== Data extract ==
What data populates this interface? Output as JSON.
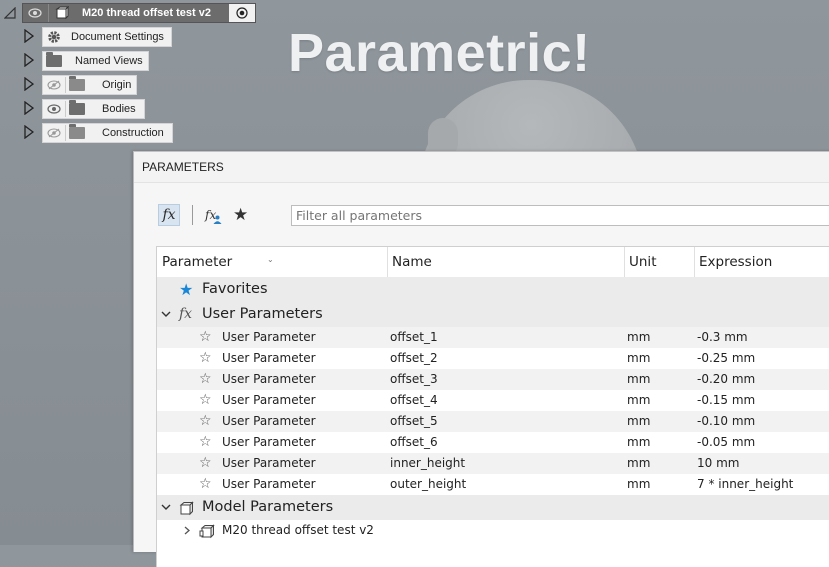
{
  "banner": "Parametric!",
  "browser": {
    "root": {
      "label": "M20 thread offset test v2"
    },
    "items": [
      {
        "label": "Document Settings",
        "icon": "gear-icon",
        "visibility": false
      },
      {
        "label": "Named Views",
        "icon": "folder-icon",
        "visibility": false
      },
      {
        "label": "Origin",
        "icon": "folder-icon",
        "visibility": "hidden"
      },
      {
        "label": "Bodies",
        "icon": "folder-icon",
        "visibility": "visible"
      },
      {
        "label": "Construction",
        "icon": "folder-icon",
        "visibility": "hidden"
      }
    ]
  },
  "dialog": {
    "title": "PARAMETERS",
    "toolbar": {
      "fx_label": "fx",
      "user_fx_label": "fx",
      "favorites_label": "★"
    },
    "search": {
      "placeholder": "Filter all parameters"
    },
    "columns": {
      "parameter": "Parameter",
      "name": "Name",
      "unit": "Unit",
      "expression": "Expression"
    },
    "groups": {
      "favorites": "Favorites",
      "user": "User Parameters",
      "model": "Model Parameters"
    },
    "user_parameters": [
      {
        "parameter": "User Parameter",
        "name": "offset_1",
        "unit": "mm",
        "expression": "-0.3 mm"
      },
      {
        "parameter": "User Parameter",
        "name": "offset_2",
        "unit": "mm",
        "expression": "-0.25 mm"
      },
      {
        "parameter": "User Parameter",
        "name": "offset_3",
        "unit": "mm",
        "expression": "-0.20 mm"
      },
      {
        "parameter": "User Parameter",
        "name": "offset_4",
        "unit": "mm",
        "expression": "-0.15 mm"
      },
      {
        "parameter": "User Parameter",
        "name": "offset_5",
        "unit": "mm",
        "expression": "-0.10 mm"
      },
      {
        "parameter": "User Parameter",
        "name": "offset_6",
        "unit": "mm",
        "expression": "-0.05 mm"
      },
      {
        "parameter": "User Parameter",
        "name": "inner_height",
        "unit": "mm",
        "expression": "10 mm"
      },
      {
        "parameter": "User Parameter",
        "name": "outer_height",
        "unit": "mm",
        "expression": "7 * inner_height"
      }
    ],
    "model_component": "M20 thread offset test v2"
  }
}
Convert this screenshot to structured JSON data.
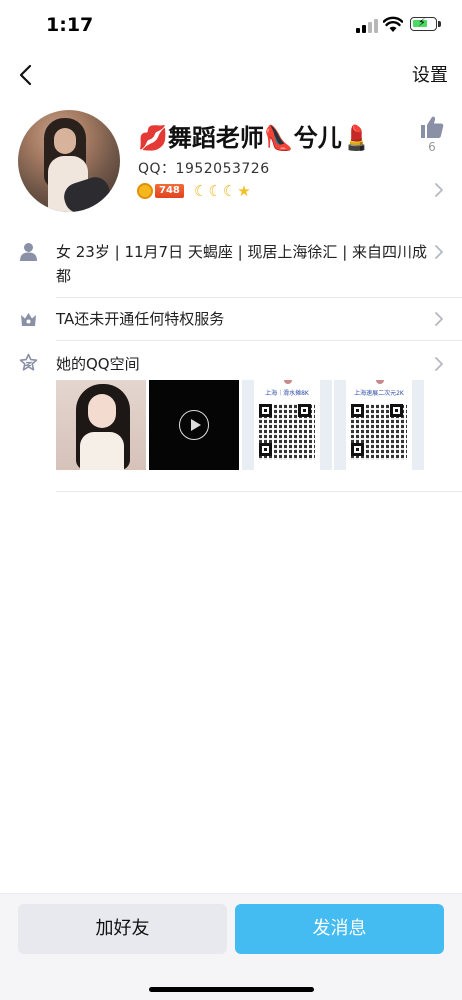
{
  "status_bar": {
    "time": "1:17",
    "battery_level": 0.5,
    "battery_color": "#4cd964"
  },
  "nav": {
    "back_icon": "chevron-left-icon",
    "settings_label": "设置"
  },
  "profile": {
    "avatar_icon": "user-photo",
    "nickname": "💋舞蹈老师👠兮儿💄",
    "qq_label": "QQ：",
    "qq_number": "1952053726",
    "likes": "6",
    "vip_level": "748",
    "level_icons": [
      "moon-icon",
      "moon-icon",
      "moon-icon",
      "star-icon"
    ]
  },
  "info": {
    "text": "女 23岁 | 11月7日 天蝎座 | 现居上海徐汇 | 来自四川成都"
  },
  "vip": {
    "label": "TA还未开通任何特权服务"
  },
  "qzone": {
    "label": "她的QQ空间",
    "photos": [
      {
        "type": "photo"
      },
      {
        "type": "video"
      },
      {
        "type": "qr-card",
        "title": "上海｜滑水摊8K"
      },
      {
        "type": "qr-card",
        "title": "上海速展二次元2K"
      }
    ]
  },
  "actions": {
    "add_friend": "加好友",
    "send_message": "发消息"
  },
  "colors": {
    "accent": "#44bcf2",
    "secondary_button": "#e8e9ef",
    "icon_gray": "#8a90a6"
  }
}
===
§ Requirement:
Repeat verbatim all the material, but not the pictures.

§ Answer for the task:
What data populates this interface? Output as JSON.
{
  "banner": "Parametric!",
  "browser": {
    "root": {
      "label": "M20 thread offset test v2"
    },
    "items": [
      {
        "label": "Document Settings",
        "icon": "gear-icon",
        "visibility": false
      },
      {
        "label": "Named Views",
        "icon": "folder-icon",
        "visibility": false
      },
      {
        "label": "Origin",
        "icon": "folder-icon",
        "visibility": "hidden"
      },
      {
        "label": "Bodies",
        "icon": "folder-icon",
        "visibility": "visible"
      },
      {
        "label": "Construction",
        "icon": "folder-icon",
        "visibility": "hidden"
      }
    ]
  },
  "dialog": {
    "title": "PARAMETERS",
    "toolbar": {
      "fx_label": "fx",
      "user_fx_label": "fx",
      "favorites_label": "★"
    },
    "search": {
      "placeholder": "Filter all parameters"
    },
    "columns": {
      "parameter": "Parameter",
      "name": "Name",
      "unit": "Unit",
      "expression": "Expression"
    },
    "groups": {
      "favorites": "Favorites",
      "user": "User Parameters",
      "model": "Model Parameters"
    },
    "user_parameters": [
      {
        "parameter": "User Parameter",
        "name": "offset_1",
        "unit": "mm",
        "expression": "-0.3 mm"
      },
      {
        "parameter": "User Parameter",
        "name": "offset_2",
        "unit": "mm",
        "expression": "-0.25 mm"
      },
      {
        "parameter": "User Parameter",
        "name": "offset_3",
        "unit": "mm",
        "expression": "-0.20 mm"
      },
      {
        "parameter": "User Parameter",
        "name": "offset_4",
        "unit": "mm",
        "expression": "-0.15 mm"
      },
      {
        "parameter": "User Parameter",
        "name": "offset_5",
        "unit": "mm",
        "expression": "-0.10 mm"
      },
      {
        "parameter": "User Parameter",
        "name": "offset_6",
        "unit": "mm",
        "expression": "-0.05 mm"
      },
      {
        "parameter": "User Parameter",
        "name": "inner_height",
        "unit": "mm",
        "expression": "10 mm"
      },
      {
        "parameter": "User Parameter",
        "name": "outer_height",
        "unit": "mm",
        "expression": "7 * inner_height"
      }
    ],
    "model_component": "M20 thread offset test v2"
  }
}
Convert this screenshot to structured JSON data.
{
  "status_bar": {
    "time": "1:17",
    "battery_level": 0.5,
    "battery_color": "#4cd964"
  },
  "nav": {
    "back_icon": "chevron-left-icon",
    "settings_label": "设置"
  },
  "profile": {
    "avatar_icon": "user-photo",
    "nickname": "💋舞蹈老师👠兮儿💄",
    "qq_label": "QQ：",
    "qq_number": "1952053726",
    "likes": "6",
    "vip_level": "748",
    "level_icons": [
      "moon-icon",
      "moon-icon",
      "moon-icon",
      "star-icon"
    ]
  },
  "info": {
    "text": "女 23岁 | 11月7日 天蝎座 | 现居上海徐汇 | 来自四川成都"
  },
  "vip": {
    "label": "TA还未开通任何特权服务"
  },
  "qzone": {
    "label": "她的QQ空间",
    "photos": [
      {
        "type": "photo"
      },
      {
        "type": "video"
      },
      {
        "type": "qr-card",
        "title": "上海｜滑水摊8K"
      },
      {
        "type": "qr-card",
        "title": "上海速展二次元2K"
      }
    ]
  },
  "actions": {
    "add_friend": "加好友",
    "send_message": "发消息"
  },
  "colors": {
    "accent": "#44bcf2",
    "secondary_button": "#e8e9ef",
    "icon_gray": "#8a90a6"
  }
}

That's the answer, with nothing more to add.